Your task: An exact reproduction of all entries is required.

Stored data:

-=-=-

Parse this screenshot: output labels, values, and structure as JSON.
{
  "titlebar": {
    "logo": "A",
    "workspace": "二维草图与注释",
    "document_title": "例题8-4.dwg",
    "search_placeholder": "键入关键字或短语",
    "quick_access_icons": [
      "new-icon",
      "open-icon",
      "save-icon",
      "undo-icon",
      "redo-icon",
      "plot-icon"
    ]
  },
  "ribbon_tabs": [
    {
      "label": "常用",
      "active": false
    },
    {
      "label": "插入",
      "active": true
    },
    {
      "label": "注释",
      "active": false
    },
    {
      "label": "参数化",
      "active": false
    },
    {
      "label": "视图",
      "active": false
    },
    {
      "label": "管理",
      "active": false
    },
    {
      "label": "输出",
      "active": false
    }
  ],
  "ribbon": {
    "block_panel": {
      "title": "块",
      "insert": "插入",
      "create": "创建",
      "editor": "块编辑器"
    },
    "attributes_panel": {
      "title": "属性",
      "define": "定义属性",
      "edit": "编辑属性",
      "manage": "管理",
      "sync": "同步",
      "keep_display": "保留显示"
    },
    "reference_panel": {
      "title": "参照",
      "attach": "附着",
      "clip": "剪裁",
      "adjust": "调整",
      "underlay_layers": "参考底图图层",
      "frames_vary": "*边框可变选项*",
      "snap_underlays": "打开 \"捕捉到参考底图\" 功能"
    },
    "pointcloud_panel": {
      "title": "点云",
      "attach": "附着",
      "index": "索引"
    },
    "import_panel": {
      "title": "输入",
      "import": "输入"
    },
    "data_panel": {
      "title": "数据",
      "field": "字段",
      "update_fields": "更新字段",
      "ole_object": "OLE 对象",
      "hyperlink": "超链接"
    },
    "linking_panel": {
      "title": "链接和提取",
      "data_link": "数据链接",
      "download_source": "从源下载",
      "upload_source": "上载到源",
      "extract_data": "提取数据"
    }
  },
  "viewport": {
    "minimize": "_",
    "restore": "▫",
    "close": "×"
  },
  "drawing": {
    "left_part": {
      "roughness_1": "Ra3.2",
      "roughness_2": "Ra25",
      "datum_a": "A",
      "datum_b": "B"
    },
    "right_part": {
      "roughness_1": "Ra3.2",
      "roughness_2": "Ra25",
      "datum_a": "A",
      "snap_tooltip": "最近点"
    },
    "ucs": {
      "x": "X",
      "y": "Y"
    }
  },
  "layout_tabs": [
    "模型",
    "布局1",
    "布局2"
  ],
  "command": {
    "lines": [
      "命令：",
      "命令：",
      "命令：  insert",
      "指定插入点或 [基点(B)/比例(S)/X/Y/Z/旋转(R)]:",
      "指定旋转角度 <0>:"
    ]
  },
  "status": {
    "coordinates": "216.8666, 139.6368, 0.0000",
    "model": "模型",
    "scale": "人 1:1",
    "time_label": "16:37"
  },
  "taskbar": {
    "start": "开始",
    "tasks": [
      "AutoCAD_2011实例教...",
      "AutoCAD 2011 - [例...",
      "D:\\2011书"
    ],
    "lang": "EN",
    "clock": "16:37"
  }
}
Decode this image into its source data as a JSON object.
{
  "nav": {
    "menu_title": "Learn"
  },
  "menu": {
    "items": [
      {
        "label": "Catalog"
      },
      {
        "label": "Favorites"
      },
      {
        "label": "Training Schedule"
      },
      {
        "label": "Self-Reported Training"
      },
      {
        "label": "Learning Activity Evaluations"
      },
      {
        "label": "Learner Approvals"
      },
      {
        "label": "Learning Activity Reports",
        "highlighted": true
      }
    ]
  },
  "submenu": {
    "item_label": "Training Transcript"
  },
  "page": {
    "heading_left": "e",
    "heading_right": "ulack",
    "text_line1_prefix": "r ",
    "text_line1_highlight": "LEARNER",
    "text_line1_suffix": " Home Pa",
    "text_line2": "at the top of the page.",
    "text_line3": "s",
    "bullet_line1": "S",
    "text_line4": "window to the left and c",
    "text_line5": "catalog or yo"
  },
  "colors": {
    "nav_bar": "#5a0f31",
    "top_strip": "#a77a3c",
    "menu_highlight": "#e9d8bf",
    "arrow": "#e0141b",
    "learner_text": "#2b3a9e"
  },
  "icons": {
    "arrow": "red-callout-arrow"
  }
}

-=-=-

Task result:
Parse this screenshot: output labels, values, and structure as JSON.
{
  "titlebar": {
    "logo": "A",
    "workspace": "二维草图与注释",
    "document_title": "例题8-4.dwg",
    "search_placeholder": "键入关键字或短语",
    "quick_access_icons": [
      "new-icon",
      "open-icon",
      "save-icon",
      "undo-icon",
      "redo-icon",
      "plot-icon"
    ]
  },
  "ribbon_tabs": [
    {
      "label": "常用",
      "active": false
    },
    {
      "label": "插入",
      "active": true
    },
    {
      "label": "注释",
      "active": false
    },
    {
      "label": "参数化",
      "active": false
    },
    {
      "label": "视图",
      "active": false
    },
    {
      "label": "管理",
      "active": false
    },
    {
      "label": "输出",
      "active": false
    }
  ],
  "ribbon": {
    "block_panel": {
      "title": "块",
      "insert": "插入",
      "create": "创建",
      "editor": "块编辑器"
    },
    "attributes_panel": {
      "title": "属性",
      "define": "定义属性",
      "edit": "编辑属性",
      "manage": "管理",
      "sync": "同步",
      "keep_display": "保留显示"
    },
    "reference_panel": {
      "title": "参照",
      "attach": "附着",
      "clip": "剪裁",
      "adjust": "调整",
      "underlay_layers": "参考底图图层",
      "frames_vary": "*边框可变选项*",
      "snap_underlays": "打开 \"捕捉到参考底图\" 功能"
    },
    "pointcloud_panel": {
      "title": "点云",
      "attach": "附着",
      "index": "索引"
    },
    "import_panel": {
      "title": "输入",
      "import": "输入"
    },
    "data_panel": {
      "title": "数据",
      "field": "字段",
      "update_fields": "更新字段",
      "ole_object": "OLE 对象",
      "hyperlink": "超链接"
    },
    "linking_panel": {
      "title": "链接和提取",
      "data_link": "数据链接",
      "download_source": "从源下载",
      "upload_source": "上载到源",
      "extract_data": "提取数据"
    }
  },
  "viewport": {
    "minimize": "_",
    "restore": "▫",
    "close": "×"
  },
  "drawing": {
    "left_part": {
      "roughness_1": "Ra3.2",
      "roughness_2": "Ra25",
      "datum_a": "A",
      "datum_b": "B"
    },
    "right_part": {
      "roughness_1": "Ra3.2",
      "roughness_2": "Ra25",
      "datum_a": "A",
      "snap_tooltip": "最近点"
    },
    "ucs": {
      "x": "X",
      "y": "Y"
    }
  },
  "layout_tabs": [
    "模型",
    "布局1",
    "布局2"
  ],
  "command": {
    "lines": [
      "命令：",
      "命令：",
      "命令：  insert",
      "指定插入点或 [基点(B)/比例(S)/X/Y/Z/旋转(R)]:",
      "指定旋转角度 <0>:"
    ]
  },
  "status": {
    "coordinates": "216.8666, 139.6368, 0.0000",
    "model": "模型",
    "scale": "人 1:1",
    "time_label": "16:37"
  },
  "taskbar": {
    "start": "开始",
    "tasks": [
      "AutoCAD_2011实例教...",
      "AutoCAD 2011 - [例...",
      "D:\\2011书"
    ],
    "lang": "EN",
    "clock": "16:37"
  }
}
Decode this image into its source data as a JSON object.
{
  "nav": {
    "menu_title": "Learn"
  },
  "menu": {
    "items": [
      {
        "label": "Catalog"
      },
      {
        "label": "Favorites"
      },
      {
        "label": "Training Schedule"
      },
      {
        "label": "Self-Reported Training"
      },
      {
        "label": "Learning Activity Evaluations"
      },
      {
        "label": "Learner Approvals"
      },
      {
        "label": "Learning Activity Reports",
        "highlighted": true
      }
    ]
  },
  "submenu": {
    "item_label": "Training Transcript"
  },
  "page": {
    "heading_left": "e",
    "heading_right": "ulack",
    "text_line1_prefix": "r ",
    "text_line1_highlight": "LEARNER",
    "text_line1_suffix": " Home Pa",
    "text_line2": "at the top of the page.",
    "text_line3": "s",
    "bullet_line1": "S",
    "text_line4": "window to the left and c",
    "text_line5": "catalog or yo"
  },
  "colors": {
    "nav_bar": "#5a0f31",
    "top_strip": "#a77a3c",
    "menu_highlight": "#e9d8bf",
    "arrow": "#e0141b",
    "learner_text": "#2b3a9e"
  },
  "icons": {
    "arrow": "red-callout-arrow"
  }
}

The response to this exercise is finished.